Steve Blake of the Los Angeles Lakers missed what would have been the winning shot in a critical game. His wife got death threats.
Singer John Legend’s fiancee, Chrissy Teigen, criticized singer Chris Brown’s performance on an awards show. She got death threats.
Clint Eastwood’s daughter Francesca publicly destroyed a $100,000 purse as a piece of performance art. She got death threats.
A conservative teenage activist from North Carolina posted a video supporting her state’s constitutional amendment banning same-sex marriage. She reported death threats.
All these threats came within the last two weeks. All were delivered online.
Welcome to the seamy underbelly of the communications revolution.
Professional athletes have this expression. When the doughy guy in the stands, fortified by the overconsumption of hops and barley, yells abuse to some chiseled giant down on the field, he is said to possess “beer muscles.” The aforementioned revolution has produced its equivalent.
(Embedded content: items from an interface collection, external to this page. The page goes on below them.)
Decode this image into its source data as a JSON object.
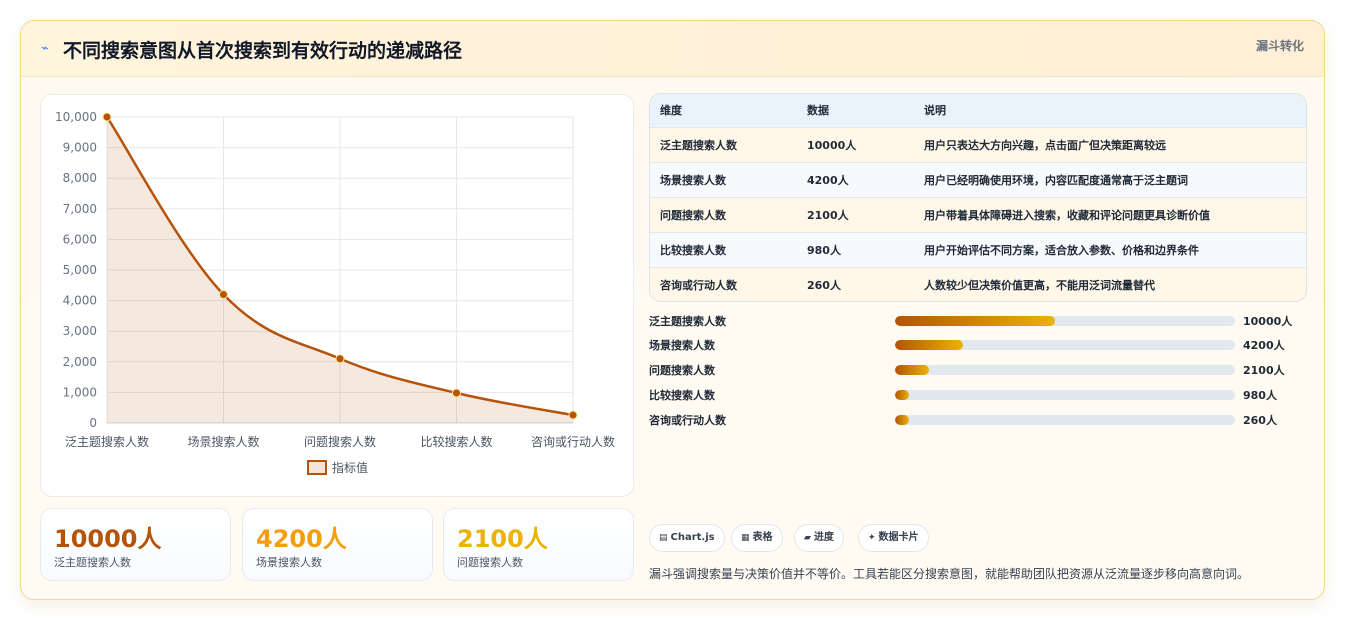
{
  "header": {
    "title": "不同搜索意图从首次搜索到有效行动的递减路径",
    "tag": "漏斗转化",
    "icon": "⌁"
  },
  "chart_data": {
    "type": "line",
    "categories": [
      "泛主题搜索人数",
      "场景搜索人数",
      "问题搜索人数",
      "比较搜索人数",
      "咨询或行动人数"
    ],
    "series": [
      {
        "name": "指标值",
        "values": [
          10000,
          4200,
          2100,
          980,
          260
        ]
      }
    ],
    "yticks": [
      "10,000",
      "9,000",
      "8,000",
      "7,000",
      "6,000",
      "5,000",
      "4,000",
      "3,000",
      "2,000",
      "1,000",
      "0"
    ],
    "ylim": [
      0,
      10000
    ],
    "grid": true,
    "legend": "bottom",
    "fill": true,
    "color": "#b45309"
  },
  "kpis": [
    {
      "value": "10000人",
      "label": "泛主题搜索人数",
      "color": "#b45309"
    },
    {
      "value": "4200人",
      "label": "场景搜索人数",
      "color": "#f59e0b"
    },
    {
      "value": "2100人",
      "label": "问题搜索人数",
      "color": "#eab308"
    }
  ],
  "table": {
    "headers": [
      "维度",
      "数据",
      "说明"
    ],
    "rows": [
      [
        "泛主题搜索人数",
        "10000人",
        "用户只表达大方向兴趣，点击面广但决策距离较远"
      ],
      [
        "场景搜索人数",
        "4200人",
        "用户已经明确使用环境，内容匹配度通常高于泛主题词"
      ],
      [
        "问题搜索人数",
        "2100人",
        "用户带着具体障碍进入搜索，收藏和评论问题更具诊断价值"
      ],
      [
        "比较搜索人数",
        "980人",
        "用户开始评估不同方案，适合放入参数、价格和边界条件"
      ],
      [
        "咨询或行动人数",
        "260人",
        "人数较少但决策价值更高，不能用泛词流量替代"
      ]
    ]
  },
  "bars": [
    {
      "label": "泛主题搜索人数",
      "value": "10000人",
      "fraction": 0.47
    },
    {
      "label": "场景搜索人数",
      "value": "4200人",
      "fraction": 0.2
    },
    {
      "label": "问题搜索人数",
      "value": "2100人",
      "fraction": 0.1
    },
    {
      "label": "比较搜索人数",
      "value": "980人",
      "fraction": 0.04
    },
    {
      "label": "咨询或行动人数",
      "value": "260人",
      "fraction": 0.04
    }
  ],
  "chips": [
    {
      "icon": "▤",
      "label": "Chart.js"
    },
    {
      "icon": "▦",
      "label": "表格"
    },
    {
      "icon": "▰",
      "label": "进度"
    },
    {
      "icon": "✦",
      "label": "数据卡片"
    }
  ],
  "footnote": "漏斗强调搜索量与决策价值并不等价。工具若能区分搜索意图，就能帮助团队把资源从泛流量逐步移向高意向词。"
}
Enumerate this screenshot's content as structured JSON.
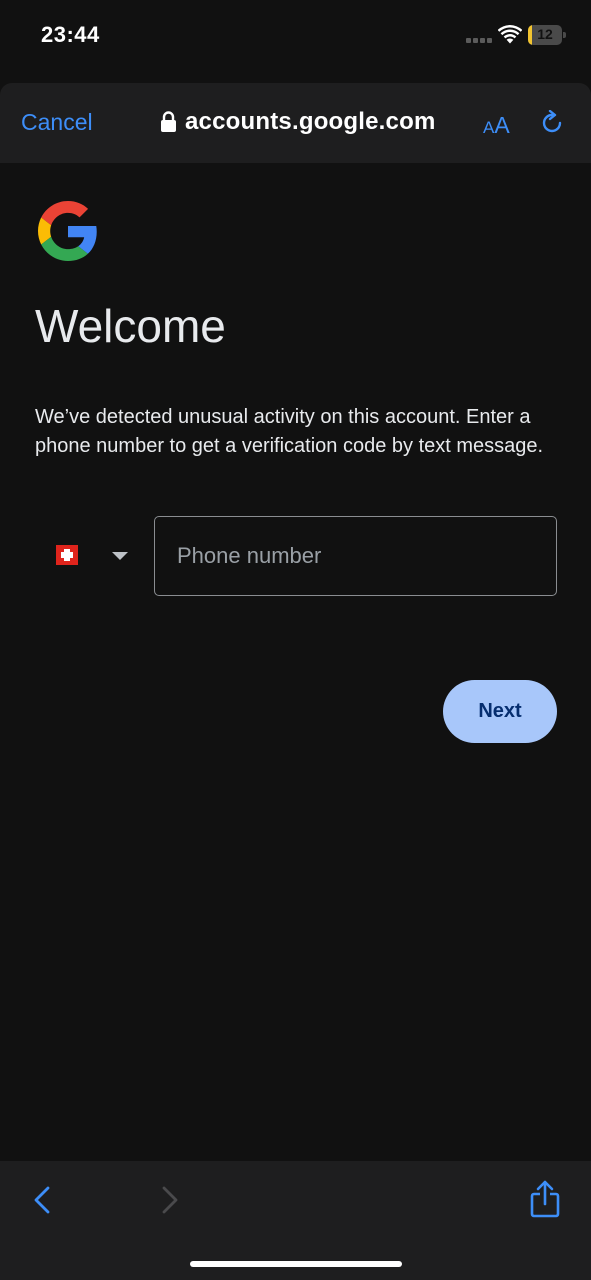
{
  "status_bar": {
    "time": "23:44",
    "battery_level": "12"
  },
  "browser": {
    "cancel_label": "Cancel",
    "url": "accounts.google.com",
    "text_size_small": "A",
    "text_size_big": "A"
  },
  "page": {
    "heading": "Welcome",
    "description": "We’ve detected unusual activity on this account. Enter a phone number to get a verification code by text message.",
    "phone_placeholder": "Phone number",
    "next_label": "Next"
  },
  "colors": {
    "accent": "#3d8ef8",
    "next_button_bg": "#a8c7fa",
    "next_button_text": "#062e6f",
    "background": "#111111",
    "toolbar": "#1e1e1f",
    "battery_fill": "#f2c430",
    "flag_red": "#e0241c"
  },
  "icons": {
    "lock": "lock-icon",
    "reload": "reload-icon",
    "google_logo": "google-logo",
    "country_flag": "switzerland-flag-icon",
    "dropdown": "caret-down-icon",
    "back": "chevron-left-icon",
    "forward": "chevron-right-icon",
    "share": "share-icon",
    "wifi": "wifi-icon",
    "signal": "signal-icon",
    "battery": "battery-icon"
  },
  "battery_fraction": 0.12
}
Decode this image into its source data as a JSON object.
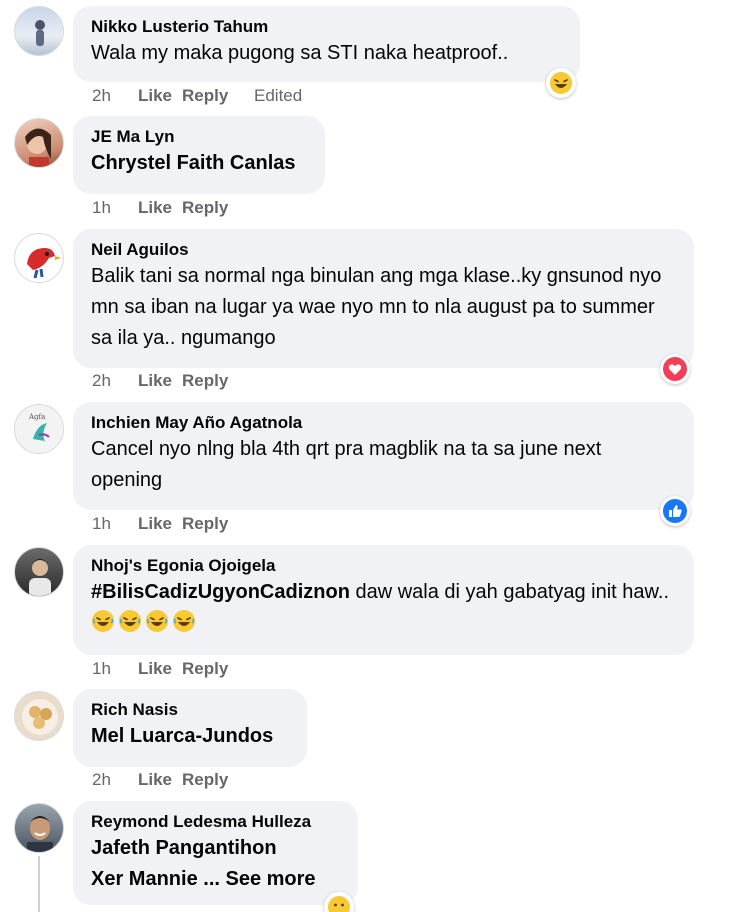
{
  "comments": [
    {
      "author": "Nikko Lusterio Tahum",
      "text": "Wala my maka pugong sa STI naka heatproof..",
      "time": "2h",
      "like": "Like",
      "reply": "Reply",
      "edited": "Edited",
      "reaction_icon": "haha-emoji-icon",
      "avatar_icon": "person-standing-photo-icon"
    },
    {
      "author": "JE Ma Lyn",
      "text": "Chrystel Faith Canlas",
      "time": "1h",
      "like": "Like",
      "reply": "Reply",
      "avatar_icon": "woman-selfie-photo-icon"
    },
    {
      "author": "Neil Aguilos",
      "text": "Balik tani sa normal nga binulan ang mga klase..ky gnsunod nyo mn sa iban na lugar ya wae nyo mn to nla august pa to summer sa ila ya.. ngumango",
      "time": "2h",
      "like": "Like",
      "reply": "Reply",
      "reaction_icon": "love-heart-reaction-icon",
      "avatar_icon": "red-bird-logo-icon"
    },
    {
      "author": "Inchien May Año Agatnola",
      "text": "Cancel nyo nlng bla 4th qrt pra magblik na ta sa june next opening",
      "time": "1h",
      "like": "Like",
      "reply": "Reply",
      "reaction_icon": "like-thumb-reaction-icon",
      "avatar_icon": "bird-logo-avatar-icon"
    },
    {
      "author": "Nhoj's Egonia Ojoigela",
      "hashtag": "#BilisCadizUgyonCadiznon",
      "text": " daw wala di yah gabatyag init haw.. ",
      "emoji_count": "4",
      "time": "1h",
      "like": "Like",
      "reply": "Reply",
      "avatar_icon": "person-photo-icon"
    },
    {
      "author": "Rich Nasis",
      "text": "Mel Luarca-Jundos",
      "time": "2h",
      "like": "Like",
      "reply": "Reply",
      "avatar_icon": "food-photo-avatar-icon"
    },
    {
      "author": "Reymond Ledesma Hulleza",
      "text_line1": "Jafeth Pangantihon",
      "text_line2": "Xer Mannie ... See more",
      "avatar_icon": "man-smiling-photo-icon"
    }
  ]
}
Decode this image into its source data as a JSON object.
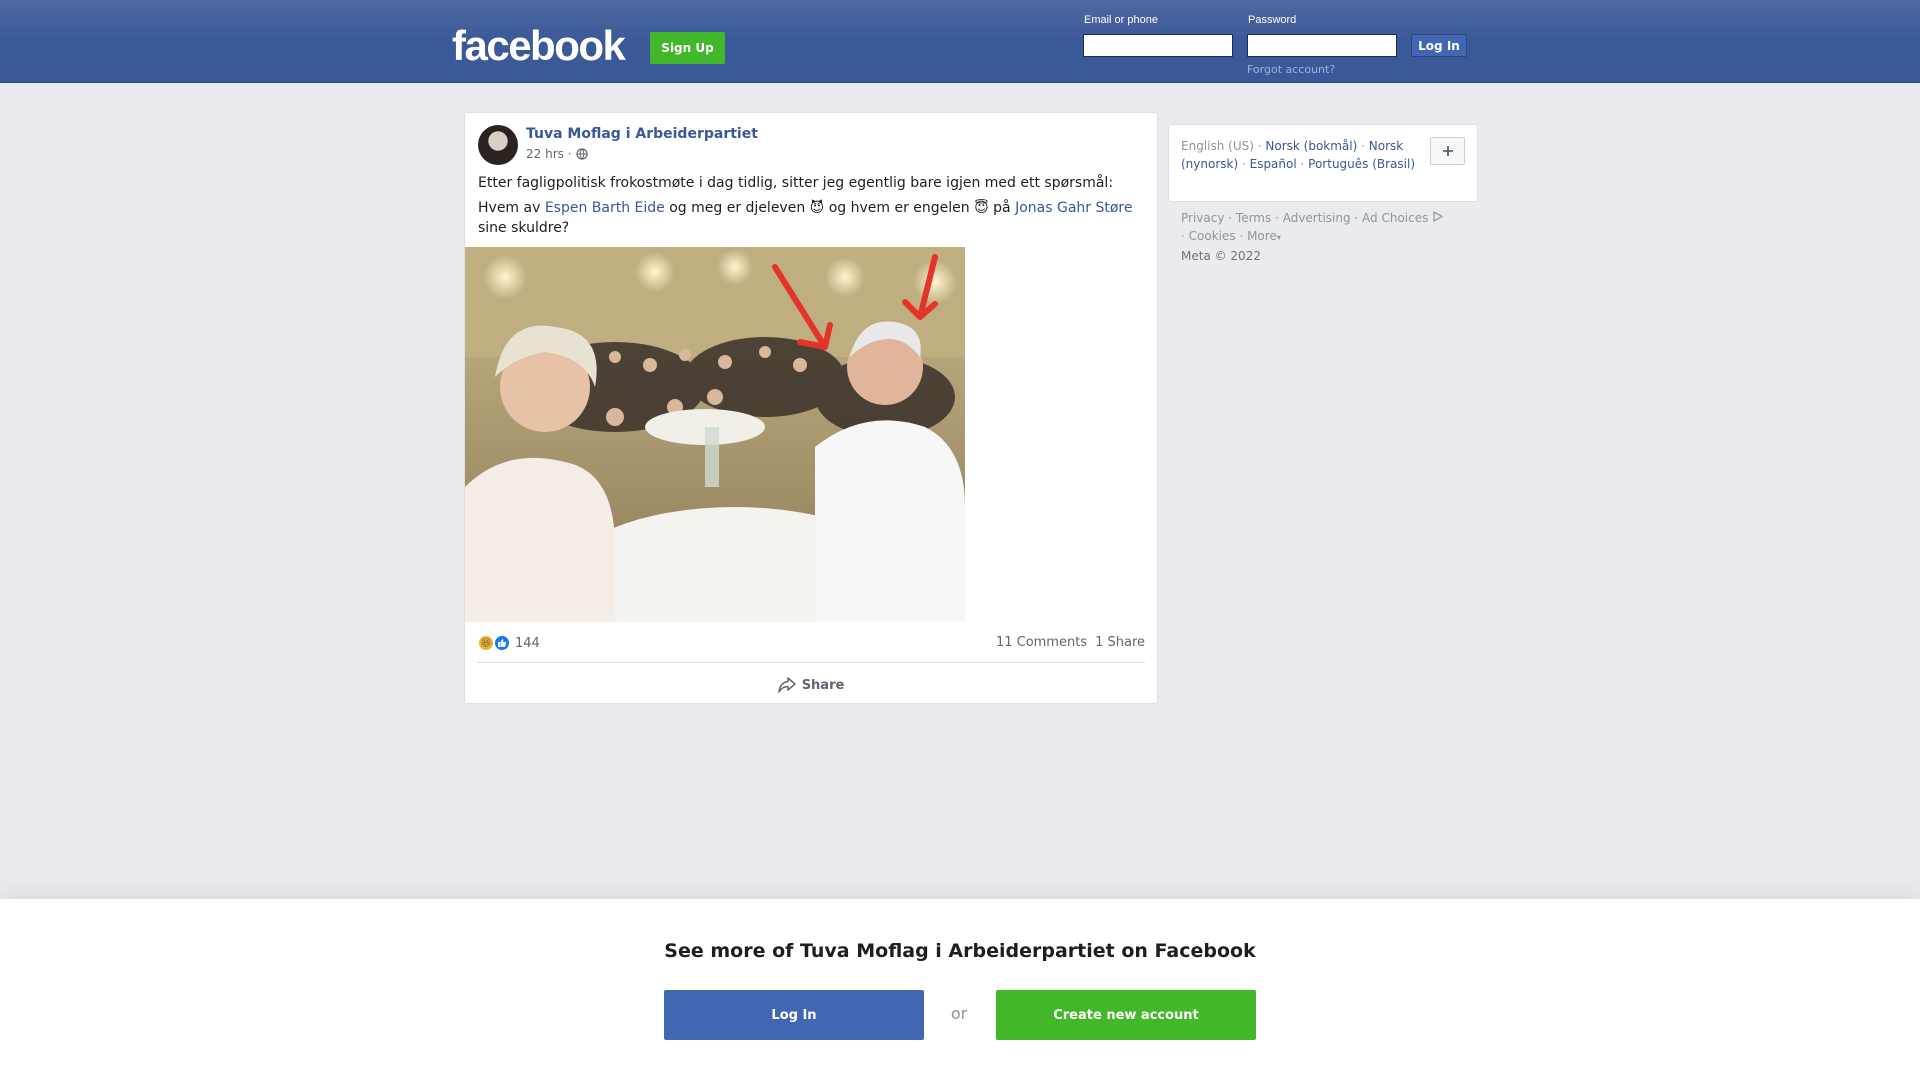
{
  "header": {
    "logo": "facebook",
    "signup_label": "Sign Up",
    "email_label": "Email or phone",
    "password_label": "Password",
    "login_label": "Log In",
    "forgot_label": "Forgot account?"
  },
  "post": {
    "author": "Tuva Moflag i Arbeiderpartiet",
    "time": "22 hrs",
    "time_sep": "·",
    "text_line1": "Etter fagligpolitisk frokostmøte i dag tidlig, sitter jeg egentlig bare igjen med ett spørsmål:",
    "text_a": "Hvem av ",
    "mention1": "Espen Barth Eide",
    "text_b": " og meg er djeleven ",
    "emoji_devil": "😈",
    "text_c": " og hvem er engelen ",
    "emoji_angel": "😇",
    "text_d": " på ",
    "mention2": "Jonas Gahr Støre",
    "text_e": " sine skuldre?",
    "reaction_count": "144",
    "comments": "11 Comments",
    "shares": "1 Share",
    "share_action": "Share"
  },
  "sidebar": {
    "current_language": "English (US)",
    "languages": [
      "Norsk (bokmål)",
      "Norsk (nynorsk)",
      "Español",
      "Português (Brasil)"
    ],
    "footer_links": [
      "Privacy",
      "Terms",
      "Advertising",
      "Ad Choices",
      "Cookies",
      "More"
    ],
    "copyright": "Meta © 2022"
  },
  "overlay": {
    "title": "See more of Tuva Moflag i Arbeiderpartiet on Facebook",
    "login_label": "Log In",
    "or_label": "or",
    "create_label": "Create new account"
  },
  "colors": {
    "brand_blue": "#3b5998",
    "button_blue": "#4267b2",
    "signup_green": "#42b72a",
    "link_blue": "#385898"
  }
}
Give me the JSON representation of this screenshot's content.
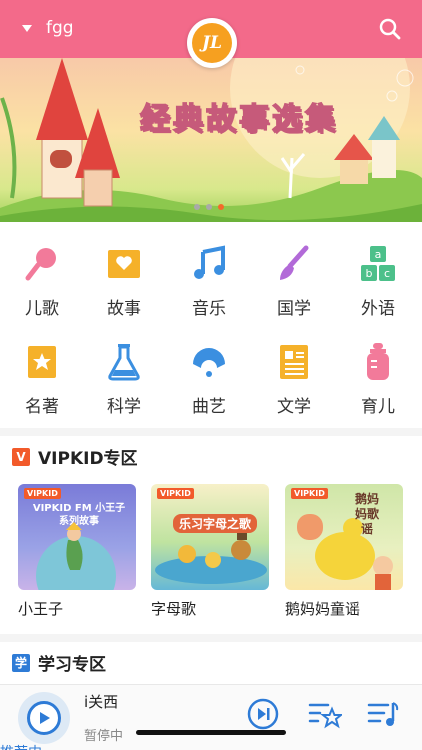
{
  "header": {
    "username": "fgg",
    "logo_text": "JL"
  },
  "banner": {
    "title": "经典故事选集",
    "slide_count": 3,
    "active_slide": 3
  },
  "categories": [
    {
      "label": "儿歌",
      "icon": "microphone-icon"
    },
    {
      "label": "故事",
      "icon": "book-heart-icon"
    },
    {
      "label": "音乐",
      "icon": "music-note-icon"
    },
    {
      "label": "国学",
      "icon": "brush-icon"
    },
    {
      "label": "外语",
      "icon": "abc-blocks-icon"
    },
    {
      "label": "名著",
      "icon": "star-book-icon"
    },
    {
      "label": "科学",
      "icon": "flask-icon"
    },
    {
      "label": "曲艺",
      "icon": "fan-icon"
    },
    {
      "label": "文学",
      "icon": "document-icon"
    },
    {
      "label": "育儿",
      "icon": "baby-bottle-icon"
    }
  ],
  "vipkid_section": {
    "badge": "V",
    "title": "VIPKID专区",
    "cards": [
      {
        "name": "小王子",
        "cover_text": "VIPKID FM 小王子系列故事",
        "badge": "VIPKID"
      },
      {
        "name": "字母歌",
        "cover_text": "乐习字母之歌",
        "badge": "VIPKID"
      },
      {
        "name": "鹅妈妈童谣",
        "cover_text": "鹅妈妈歌谣",
        "badge": "VIPKID"
      }
    ]
  },
  "study_section": {
    "badge": "学",
    "title": "学习专区"
  },
  "player": {
    "title": "i关西",
    "status": "暂停中"
  },
  "peek_text": "推荐内",
  "colors": {
    "header": "#f36a8a",
    "accent_blue": "#2e7bd6",
    "vipkid_orange": "#f25a2a"
  }
}
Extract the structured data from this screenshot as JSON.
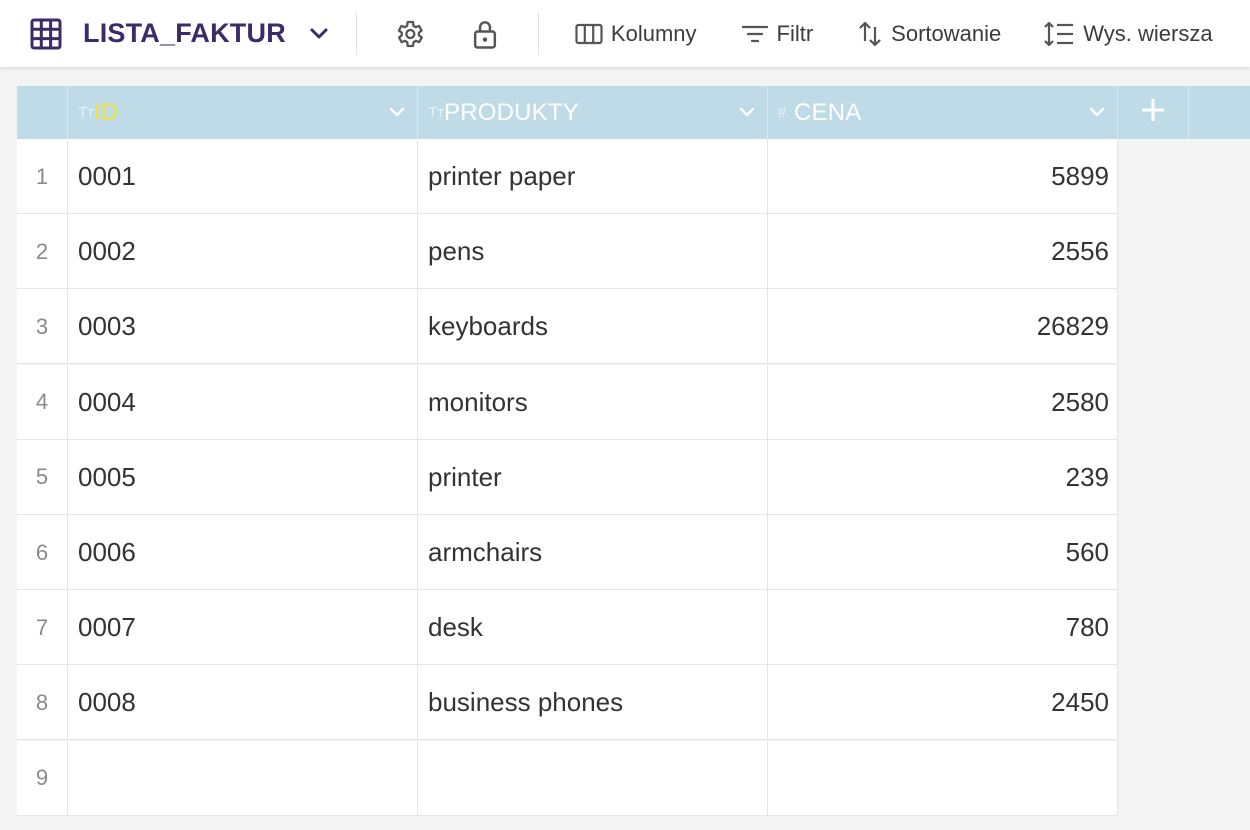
{
  "toolbar": {
    "table_name": "LISTA_FAKTUR",
    "columns_label": "Kolumny",
    "filter_label": "Filtr",
    "sort_label": "Sortowanie",
    "row_height_label": "Wys. wiersza"
  },
  "colors": {
    "title": "#3d2a68",
    "header_bg": "#bfdbe7",
    "id_header_text": "#f2e33a",
    "header_text": "#ffffff"
  },
  "icons": {
    "table": "grid-icon",
    "dropdown": "chevron-down-icon",
    "settings": "gear-icon",
    "lock": "lock-icon",
    "columns": "columns-icon",
    "filter": "filter-icon",
    "sort": "sort-arrows-icon",
    "row_height": "row-height-icon",
    "add_column": "plus-icon"
  },
  "columns": [
    {
      "label": "ID",
      "type_icon": "Tт",
      "type": "text"
    },
    {
      "label": "PRODUKTY",
      "type_icon": "Tт",
      "type": "text"
    },
    {
      "label": "CENA",
      "type_icon": "#",
      "type": "number"
    }
  ],
  "rows": [
    {
      "num": "1",
      "id": "0001",
      "product": "printer paper",
      "price": "5899"
    },
    {
      "num": "2",
      "id": "0002",
      "product": "pens",
      "price": "2556"
    },
    {
      "num": "3",
      "id": "0003",
      "product": "keyboards",
      "price": "26829"
    },
    {
      "num": "4",
      "id": "0004",
      "product": "monitors",
      "price": "2580"
    },
    {
      "num": "5",
      "id": "0005",
      "product": "printer",
      "price": "239"
    },
    {
      "num": "6",
      "id": "0006",
      "product": "armchairs",
      "price": "560"
    },
    {
      "num": "7",
      "id": "0007",
      "product": "desk",
      "price": "780"
    },
    {
      "num": "8",
      "id": "0008",
      "product": "business phones",
      "price": "2450"
    },
    {
      "num": "9",
      "id": "",
      "product": "",
      "price": ""
    }
  ]
}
Call it “Internet courage.”
It does not always manifest itself in death threats. Sample the message boards attending your average opinion column, blog or controversial news story and you will find Internet courage by the bucket — people flaming the writer and one another with gleeful abandon you know they’d never dare display in the flesh and mortar world.
Perhaps you remember when new technology was supposed to make us better, bind our families, strengthen our communities, bring our world together. At least, that is what was promised in all those gauzy TV commercials and futurist essays that practically glowed with the warmth of human potential.